4 Foods for Stronger Hair
You've heard it time and again: You are what you eat. The same can be said for your hair as well, which is why you may want to take a look in your fridge if your locks have been looking less than lustrous lately.
The truth is, your diet has a major impact on the strength and appearance of your tresses. Your hair craves vitamins and nutrients to grow and moreover, look its best. So if your hair seems a little dull despite using high quality haircare products, you may need to focus on nourishing your hair from the inside out.
If you're eager to achieve a thicker, healthier mane, make these foods a regular part of your diet.
Particularly if you heat style, color or chemically treat your hair, it's crucial to eat foods that are rich in zinc and selenium. Nutritionist Keri Glassman explained to Shape magazine that foods rich in these nutrients help to not only strengthen the follicles but also repair any damage. Deborah Enos, a certified nutritionist in NYC, told Harper's Bazaar that another reason zinc is crucial is that it promotes hair growth. When you have a zinc deficiency, she explained that you may actually notice your hair takes longer to grow - or worse, that you're losing it. Don't like shellfish? Go for legumes, such as chickpeas and black beans, which are also high in this mineral.
In recent years, biotin has been touted as the magic vitamin for hair and nail growth. So it's time to start snacking on peanuts, which are one of the best sources of this form of vitamin B. Slayton explained that your body depends on biotin to metabolize amino acids, the building blocks of protein, as well as fats and carbohydrates. Since hair consists of protein, biotin is key for making your strands grow faster. If you're allergic or just don't particularly like peanuts, other biotin-rich foods include walnuts and eggs.
There are a range of reasons why you should make lentils one of your go-to sources of protein. In addition to being packed with zinc, Glassman noted in Shape that they're also chock full of iron, which helps to boost circulation, thus supplying your hair follicles with the oxygen they need for optimal health. Add them to quinoa, a salad or even make lentil burgers. Or, if you don't like the taste of them, keep in mind that lean beef is a good option that's also full of iron.

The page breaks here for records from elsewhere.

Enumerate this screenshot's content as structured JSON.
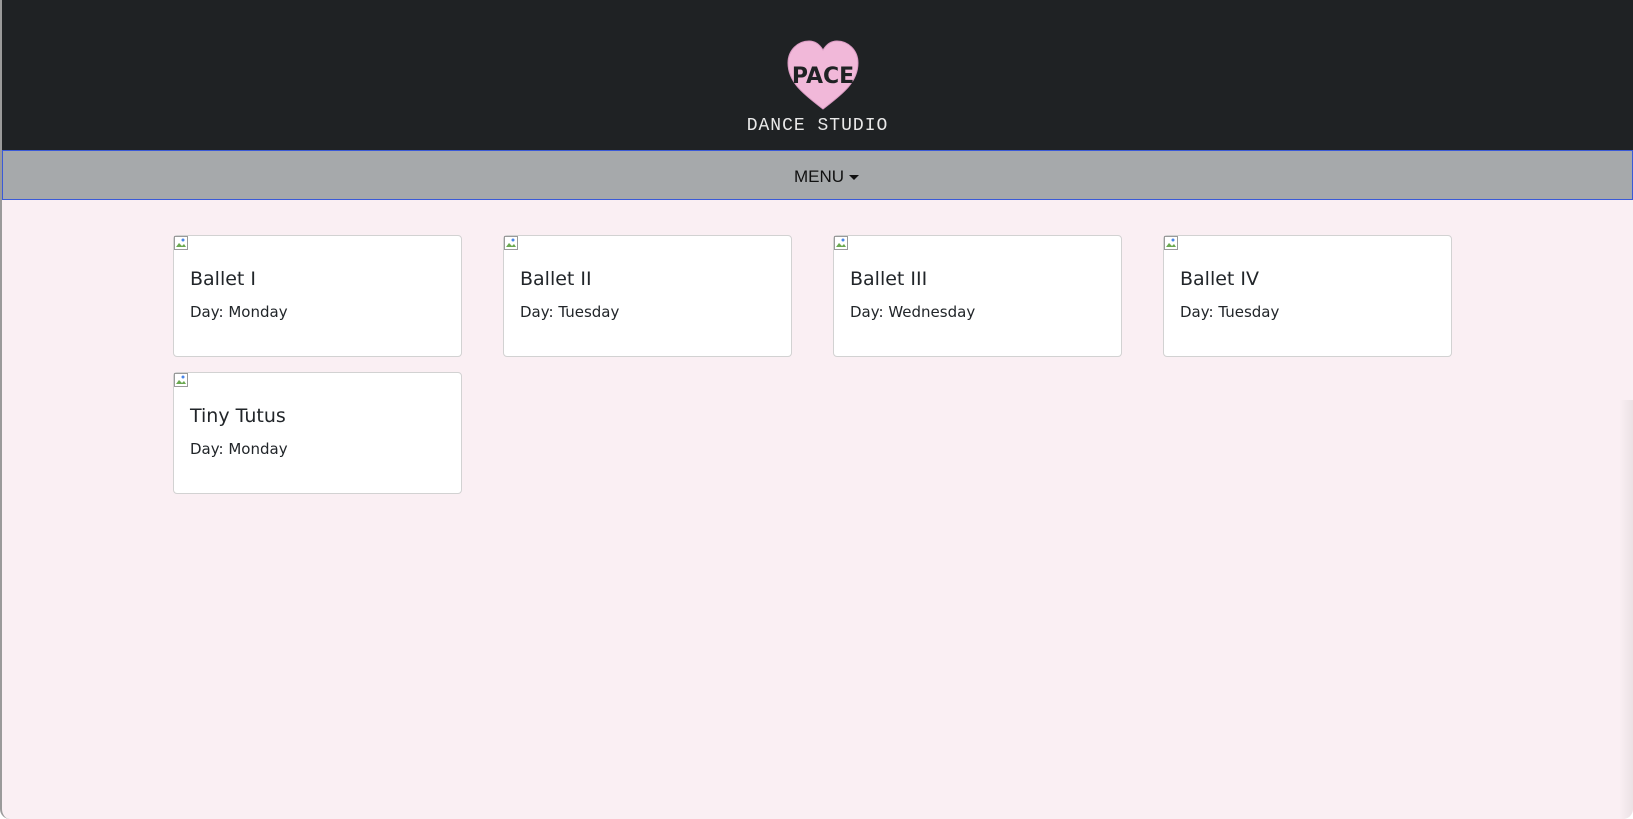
{
  "brand": {
    "logo_text": "PACE",
    "subtitle": "DANCE STUDIO",
    "logo_color": "#f1b8d9"
  },
  "navbar": {
    "menu_label": "MENU"
  },
  "classes": [
    {
      "title": "Ballet I",
      "day": "Day: Monday"
    },
    {
      "title": "Ballet II",
      "day": "Day: Tuesday"
    },
    {
      "title": "Ballet III",
      "day": "Day: Wednesday"
    },
    {
      "title": "Ballet IV",
      "day": "Day: Tuesday"
    },
    {
      "title": "Tiny Tutus",
      "day": "Day: Monday"
    }
  ],
  "colors": {
    "header_bg": "#1f2224",
    "navbar_bg": "#a6a9ab",
    "page_bg": "#faeff3",
    "card_bg": "#ffffff"
  }
}
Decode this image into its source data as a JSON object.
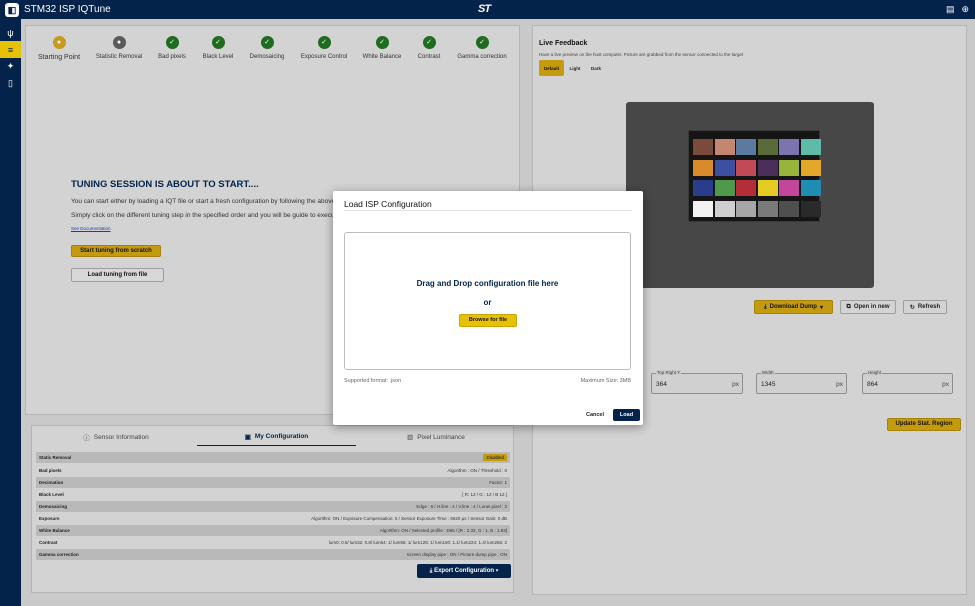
{
  "app": {
    "title": "STM32 ISP IQTune",
    "brand": "ST"
  },
  "topbar_icons": [
    "panel-icon",
    "globe-icon"
  ],
  "sidebar": [
    {
      "icon": "usb-icon",
      "active": false
    },
    {
      "icon": "tune-icon",
      "active": true
    },
    {
      "icon": "sensor-icon",
      "active": false
    },
    {
      "icon": "document-icon",
      "active": false
    }
  ],
  "stepper": [
    {
      "label": "Starting Point",
      "state": "current"
    },
    {
      "label": "Statistic Removal",
      "state": "pending"
    },
    {
      "label": "Bad pixels",
      "state": "done"
    },
    {
      "label": "Black Level",
      "state": "done"
    },
    {
      "label": "Demosaicing",
      "state": "done"
    },
    {
      "label": "Exposure Control",
      "state": "done"
    },
    {
      "label": "White Balance",
      "state": "done"
    },
    {
      "label": "Contrast",
      "state": "done"
    },
    {
      "label": "Gamma correction",
      "state": "done"
    }
  ],
  "tuning": {
    "title": "TUNING SESSION IS ABOUT TO START....",
    "line1": "You can start either by loading a IQT file or start a fresh configuration by following the above",
    "line2": "Simply click on the different tuning step in the specified order and you will be guide to execu",
    "doc_link": "See Documentation",
    "start_btn": "Start tuning from scratch",
    "load_btn": "Load tuning from file"
  },
  "tabs": [
    {
      "label": "Sensor Information",
      "icon": "info-icon",
      "active": false
    },
    {
      "label": "My Configuration",
      "icon": "config-icon",
      "active": true
    },
    {
      "label": "Pixel Luminance",
      "icon": "bar-chart-icon",
      "active": false
    }
  ],
  "config_rows": [
    {
      "key": "Static Removal",
      "value": "Disabled",
      "badge": true
    },
    {
      "key": "Bad pixels",
      "value": "Algorithm : ON / Threshold : 0"
    },
    {
      "key": "Decimation",
      "value": "Factor: 1"
    },
    {
      "key": "Black Level",
      "value": "[ R: 12 / G : 12 / B 12 ]"
    },
    {
      "key": "Demosaicing",
      "value": "Edge : 6 / H.line : 4 / V.line : 4 / Lonei pixel : 2"
    },
    {
      "key": "Exposure",
      "value": "Algorithm: ON / Exposure Compensation: 0 / Sensor Exposure Time : 6620 µs / Sensor Gain: 0 dB"
    },
    {
      "key": "White Balance",
      "value": "Algorithm: ON / Selected profile : D65 / [R : 2.32, G : 1, B : 1.83]"
    },
    {
      "key": "Contrast",
      "value": "lum0: 0.5/ lum32: 0.8/ lum64: 1/ lum96: 1/ lum128: 1/ lum160: 1.1/ lum224: 1.4/ lum256: 2"
    },
    {
      "key": "Gamma correction",
      "value": "Screen display pipe : ON / Picture dump pipe : ON"
    }
  ],
  "export_btn": "Export Configuration",
  "live": {
    "title": "Live Feedback",
    "subtitle": "Have a live preview on the host computer. Picture are grabbed from the sensor connected to the target",
    "modes": [
      "Default",
      "Light",
      "Dark"
    ],
    "active_mode": "Default"
  },
  "actions": {
    "download": "Download Dump",
    "open": "Open in new",
    "refresh": "Refresh"
  },
  "stat_region": {
    "fields": [
      {
        "label": "Top Right Y",
        "value": "364",
        "unit": "px"
      },
      {
        "label": "Width",
        "value": "1345",
        "unit": "px"
      },
      {
        "label": "Height",
        "value": "864",
        "unit": "px"
      }
    ],
    "update_btn": "Update Stat. Region"
  },
  "modal": {
    "title": "Load ISP Configuration",
    "drop_text": "Drag and Drop configuration file here",
    "or_text": "or",
    "browse_btn": "Browse for file",
    "format": "Supported format: .json",
    "max_size": "Maximum Size: 3MB",
    "cancel": "Cancel",
    "load": "Load"
  },
  "colors": {
    "navy": "#03234b",
    "yellow": "#e6c105",
    "done_green": "#1f6b1f"
  },
  "chart_patches": [
    "#7a4a3a",
    "#c48670",
    "#5b7aa0",
    "#5a6b3a",
    "#7c74ae",
    "#5fbaa8",
    "#d98a2a",
    "#3c4fa0",
    "#c24a56",
    "#4c2e5a",
    "#98b43a",
    "#e2a82a",
    "#2a3d8a",
    "#4f9a4a",
    "#b42e3a",
    "#e6cc22",
    "#c2469a",
    "#1f8cb4",
    "#f2f2f2",
    "#cfcfcf",
    "#a6a6a6",
    "#7a7a7a",
    "#4f4f4f",
    "#2a2a2a"
  ]
}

These are some of the healthiest fruits out there because they're packed with powerful antioxidants that can protect your cells from damage due to UV exposure, free radicals and other environmental aggressors. Additionally, they contain a lot of vitamin C. Lauren Slayton, nutritionist and founder of Foodtrainers in NYC, pointed out in Harper's Bazaar that this vitamin facilitates the production of collagen, which is what coats your strands so they stay vibrant and strong. Not to mention, Enos explained that a vitamin D deficiency puts you at risk of split ends. Citrus fruits, papaya and brussels sprouts are also all great sources of vitamin C.